PH3 and larger screwdrivers

Hi,
I saw a PH3 screwdriver listed in a catalogue. I just wondered if anyone had ever seen/used a PH3 screw?
Is there anything above PH3 and PZ3? What's the widest flat blade screwdriver you can have before you call it a chisel?!
TIA
Add pictures here
<% if( /^image/.test(type) ){ %>
<% } %>
<%-name%>
Add image file
Upload

PZ3 is common for larger size screws, I have driven moderate length #12 screws with these heads and they have been fine but I've had bother with larger frame fixings that use PZ3, the bit just can't transmit the torque reliably without the risk of destroying the screw thread.
For larger fixings I now pay a little extra for torx head screws and I've not had a failure since.

Googling for Pz4 suggests they do exist, dare you search higher?
--
fred
FIVE TV's superbright logo - not the DOG's, it's bollocks
  Click to see the full signature.
Add pictures here
<% if( /^image/.test(type) ){ %>
<% } %>
<%-name%>
Add image file
Upload

I have both pz3 and pz4 on my toolrack made by stanley and bought many years ago
Think I may have once used the pz3 but cannot recall ever using the pz4
Regards
Add pictures here
<% if( /^image/.test(type) ){ %>
<% } %>
<%-name%>
Add image file
Upload

Thanks everyone for the replies so far. A lot of people are posting about PZ3. I think they are quite common; I was wondering more about PH3: has anyone ever seen or used those?
Re. PZ3 I have encountered them on 12 gauge screws. What do you consider a moderate length? I think I have used up to 4 inch screws without problems.
I tend to use hammer fixings rather than frame fixings, though is their really any difference? The only difference I can see is that frame fixings have those two protrusions at the end, which I think are supposed to stop them rotating, though why would rotation be a problem when they are a symmetrical design? I read somewhere that hammer fixings use a stronger screw to take the force of being hammered but I wonder whether manufacturers really use two different types of screw in frame and hammer fixings? Wouldn't it be cheaper and easier for them to sue the same in both? I accidentally hammered in some frame fixings the other week (I wasn't concentrating when I bought them) but they seem to have survived!
Thanks.
Add pictures here
<% if( /^image/.test(type) ){ %>
<% } %>
<%-name%>
Add image file
Upload
On 20/07/2010 22:09, Fred wrote:

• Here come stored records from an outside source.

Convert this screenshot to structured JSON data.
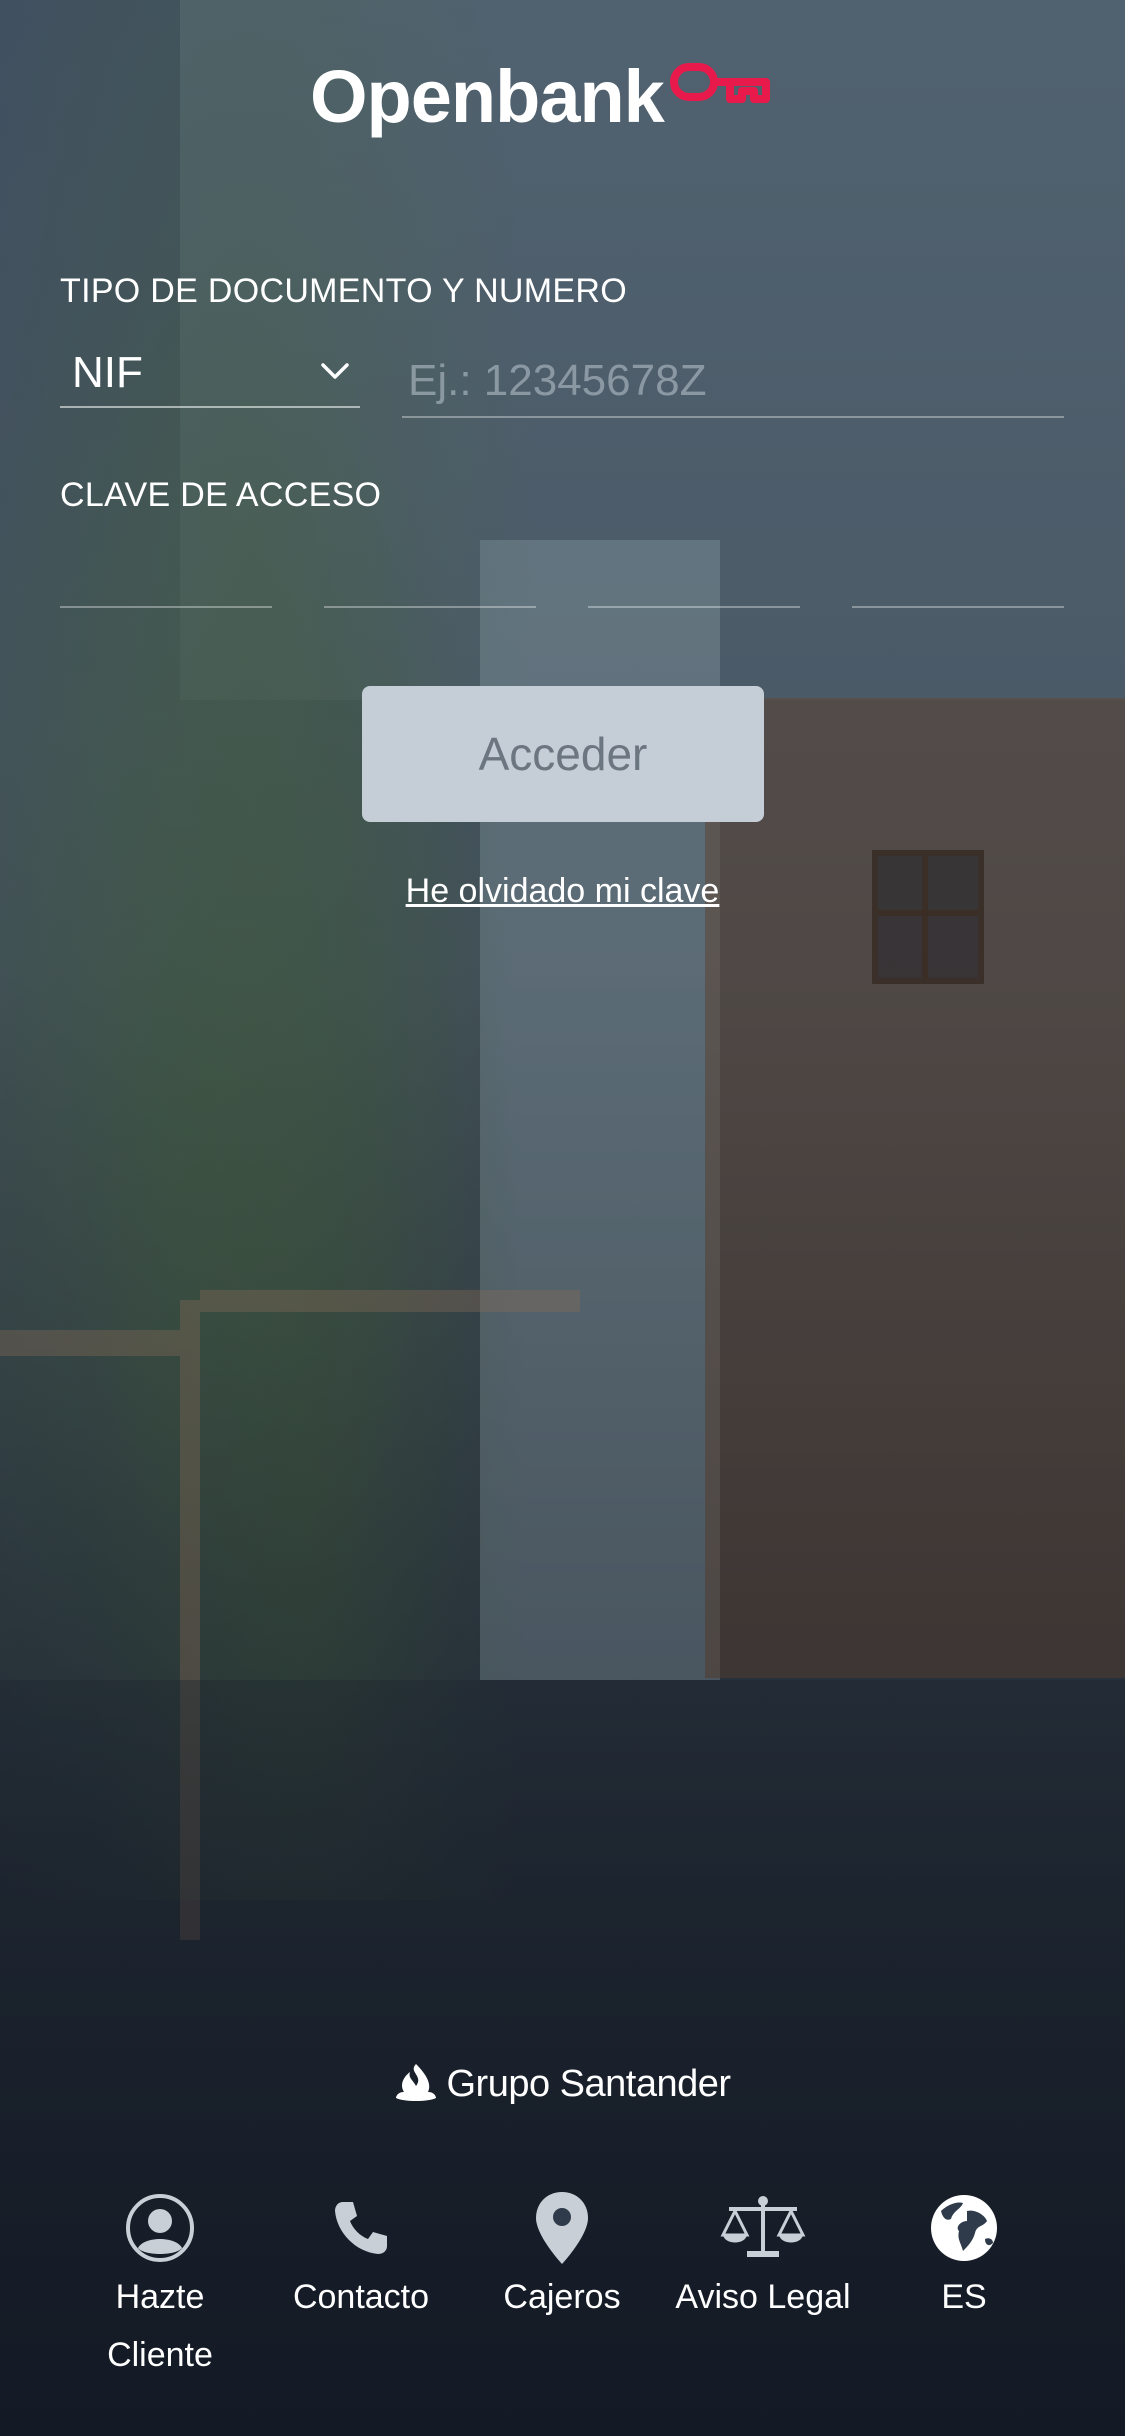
{
  "brand": {
    "logo_text": "Openbank",
    "accent_color": "#e8194b",
    "group_name": "Grupo Santander"
  },
  "login": {
    "document_label": "TIPO DE DOCUMENTO Y NUMERO",
    "document_type": "NIF",
    "document_placeholder": "Ej.: 12345678Z",
    "password_label": "CLAVE DE ACCESO",
    "submit_label": "Acceder",
    "forgot_label": "He olvidado mi clave"
  },
  "nav": {
    "items": [
      {
        "icon": "user-circle-icon",
        "label_line1": "Hazte",
        "label_line2": "Cliente"
      },
      {
        "icon": "phone-icon",
        "label_line1": "Contacto",
        "label_line2": ""
      },
      {
        "icon": "location-pin-icon",
        "label_line1": "Cajeros",
        "label_line2": ""
      },
      {
        "icon": "scales-icon",
        "label_line1": "Aviso Legal",
        "label_line2": ""
      },
      {
        "icon": "globe-icon",
        "label_line1": "ES",
        "label_line2": ""
      }
    ]
  }
}
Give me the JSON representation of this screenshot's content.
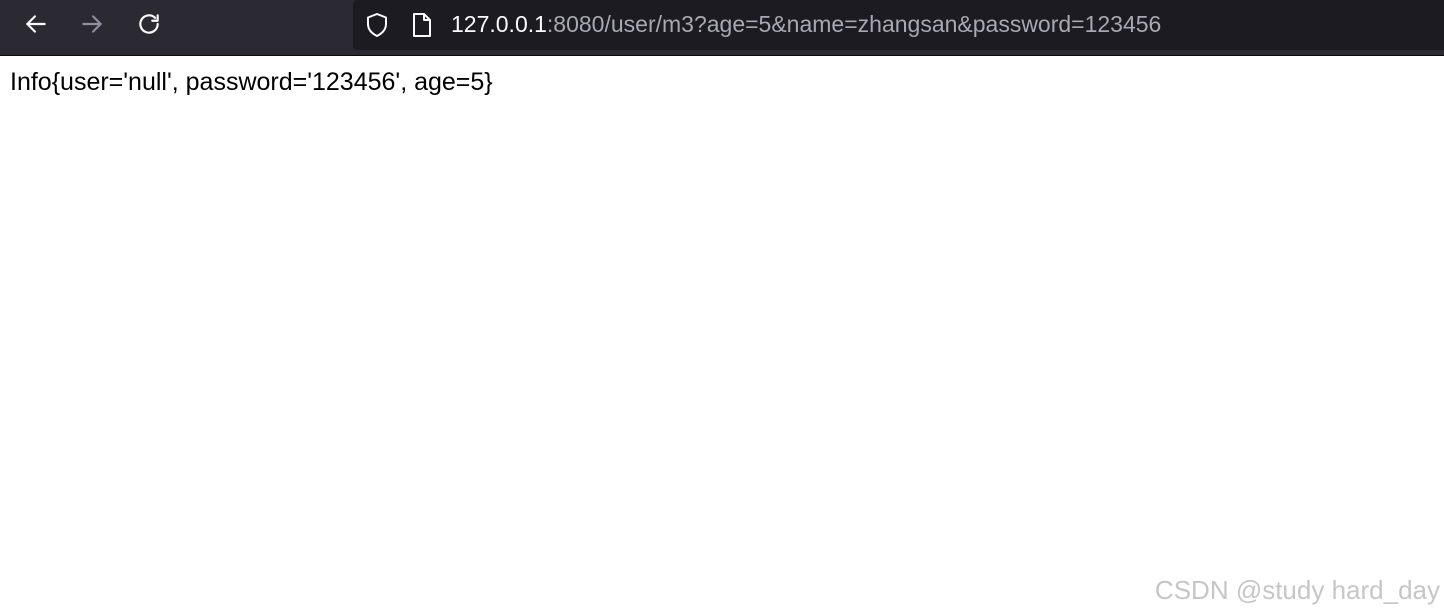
{
  "toolbar": {
    "back_icon": "arrow-left-icon",
    "forward_icon": "arrow-right-icon",
    "reload_icon": "reload-icon",
    "url": {
      "host": "127.0.0.1",
      "rest": ":8080/user/m3?age=5&name=zhangsan&password=123456",
      "security_icon": "shield-icon",
      "page_icon": "page-icon"
    }
  },
  "page": {
    "body_text": "Info{user='null', password='123456', age=5}"
  },
  "watermark": {
    "text": "CSDN @study hard_day"
  },
  "colors": {
    "toolbar_bg": "#2b2a33",
    "urlbar_bg": "#1c1b22",
    "url_host": "#fbfbfe",
    "url_rest": "#a8a8b0",
    "icon_active": "#fbfbfe",
    "icon_disabled": "#8f8f9d"
  }
}
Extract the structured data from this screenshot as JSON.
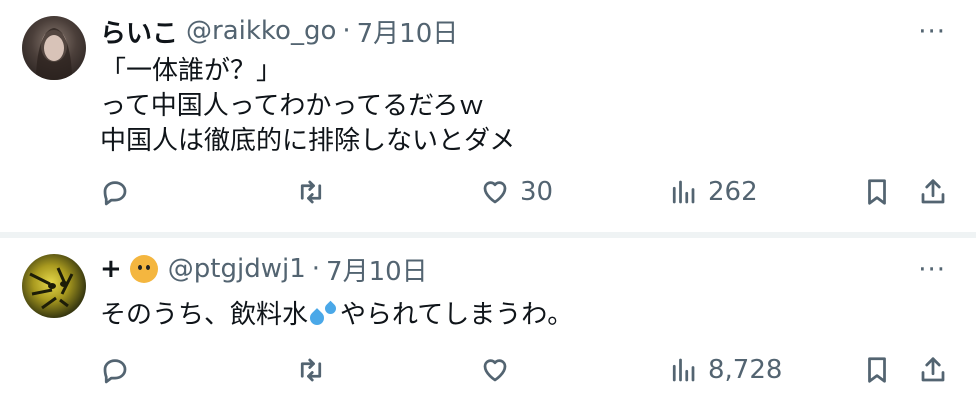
{
  "tweets": [
    {
      "name": "らいこ",
      "handle": "@raikko_go",
      "separator": "·",
      "date": "7月10日",
      "more": "···",
      "lines": [
        "「一体誰が？」",
        "って中国人ってわかってるだろｗ",
        "中国人は徹底的に排除しないとダメ"
      ],
      "likes": "30",
      "views": "262"
    },
    {
      "name": "+",
      "name_emoji": "tiger-face",
      "handle": "@ptgjdwj1",
      "separator": "·",
      "date": "7月10日",
      "more": "···",
      "text_before": "そのうち、飲料水",
      "text_emoji": "sweat-droplets",
      "text_after": "やられてしまうわ。",
      "likes": "",
      "views": "8,728"
    }
  ],
  "icons": [
    "reply-icon",
    "retweet-icon",
    "like-icon",
    "views-icon",
    "bookmark-icon",
    "share-icon",
    "more-icon"
  ],
  "colors": {
    "text": "#0f1419",
    "muted": "#536471",
    "divider": "#eff3f4"
  }
}
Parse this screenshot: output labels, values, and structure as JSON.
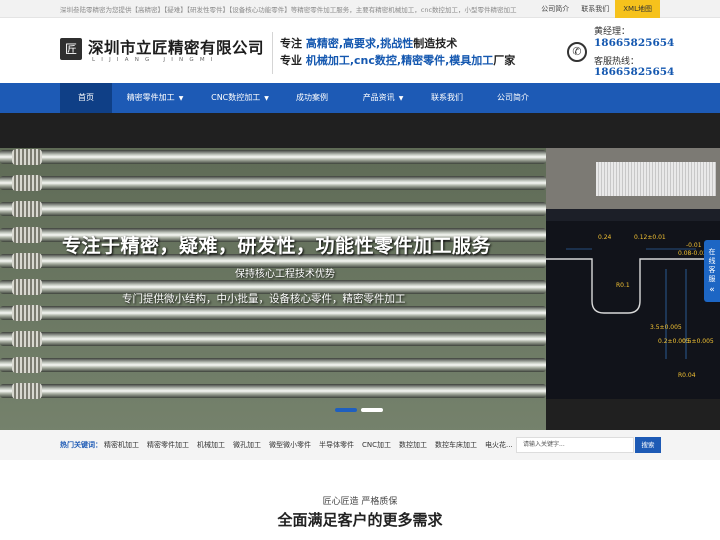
{
  "topbar": {
    "intro": "深圳叁陆零精密为您提供【高精密】【疑难】【研发性零件】【设备核心功能零件】等精密零件加工服务，主要有精密机械加工，cnc数控加工，小型零件精密加工",
    "links": [
      "公司简介",
      "联系我们",
      "XML地图"
    ]
  },
  "header": {
    "logo_char": "匠",
    "company": "深圳市立匠精密有限公司",
    "company_en": "LIJIANG JINGMI",
    "slogan1_pre": "专注 ",
    "slogan1_hl": "高精密,高要求,挑战性",
    "slogan1_post": "制造技术",
    "slogan2_pre": "专业 ",
    "slogan2_hl": "机械加工,cnc数控,精密零件,模具加工",
    "slogan2_post": "厂家",
    "contact_label1": "黄经理：",
    "contact_num1": "18665825654",
    "contact_label2": "客服热线：",
    "contact_num2": "18665825654",
    "phone_icon": "phone-icon"
  },
  "nav": {
    "items": [
      "首页",
      "精密零件加工",
      "CNC数控加工",
      "成功案例",
      "产品资讯",
      "联系我们",
      "公司简介"
    ],
    "caret": "▼"
  },
  "banner": {
    "title": "专注于精密，疑难，研发性，功能性零件加工服务",
    "sub1": "保持核心工程技术优势",
    "sub2": "专门提供微小结构，中小批量，设备核心零件，精密零件加工",
    "float_tab": "在线客服",
    "float_arrow": "«",
    "cad_labels": [
      "0.24",
      "0.12±0.01",
      "-0.01",
      "0.08-0.02",
      "R0.1",
      "R0.04",
      "3.5±0.005",
      "0.2±0.005",
      "0.5±0.005"
    ]
  },
  "keywords": {
    "label": "热门关键词：",
    "items": [
      "精密机加工",
      "精密零件加工",
      "机械加工",
      "微孔加工",
      "微型微小零件",
      "半导体零件",
      "CNC加工",
      "数控加工",
      "数控车床加工",
      "电火花..."
    ],
    "search_placeholder": "请输入关键字...",
    "search_button": "搜索"
  },
  "section": {
    "subtitle": "匠心匠造 严格质保",
    "title": "全面满足客户的更多需求"
  },
  "colors": {
    "brand_blue": "#1d5ab5",
    "nav_active": "#0f3f86",
    "xml_yellow": "#f6c21c"
  }
}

I had to buy one many years ago to adjust the hinges of a car. Can't remember what the car was, nor where the screwdriver is at the moment. That was the largest one I ever bought.

Probably, but I have never come across anything bigger than a size 3 head.
What's the widest flat blade

When I was on the tools working on Tornado development aircraft, the forward jacking point blank was approaching an inch and a half head diameter. Your average DIY screw driver would just make a mess of the slot in quite a short time.
But surely, a screwdriver could never be considered a chisel, even though a screw driver is used in many situations other than screw driving :-)
Dave
Add pictures here
<% if( /^image/.test(type) ){ %>
<% } %>
<%-name%>
Add image file
Upload

No 3 is standrd on flatpack fittings
NT
Add pictures here
<% if( /^image/.test(type) ){ %>
<% } %>
<%-name%>
Add image file
Upload
wrote:

Really? Do you mean for cam locks, like these:
http://www.screwfix.com/prods/45045/Fixings/Furniture-Fixings/Cam-Lock-15mm-Pack-of-50
I saw these in an Ikea cupboard once but I never realised they were PH3; I think I used a slotted driver. At last a PH3! Thanks.
Add pictures here
<% if( /^image/.test(type) ){ %>
<% } %>
<%-name%>
Add image file
Upload

Screwfix turbogold 6mm, and Spax 6mm screws, both PZ3.
Add pictures here
<% if( /^image/.test(type) ){ %>
<% } %>
<%-name%>
Add image file
Upload

I've got a Pz4 (Wiha) and used it a few times for door frame fixings.

Screwdrivers have flat ends to their blade, so never.
Add pictures here
<% if( /^image/.test(type) ){ %>
<% } %>
<%-name%>
Add image file
Upload

HomeOwnersHub.com is a website for homeowners and building and maintenance pros. It is not affiliated with any of the manufacturers or service providers discussed here. All logos and trade names are the property of their respective owners.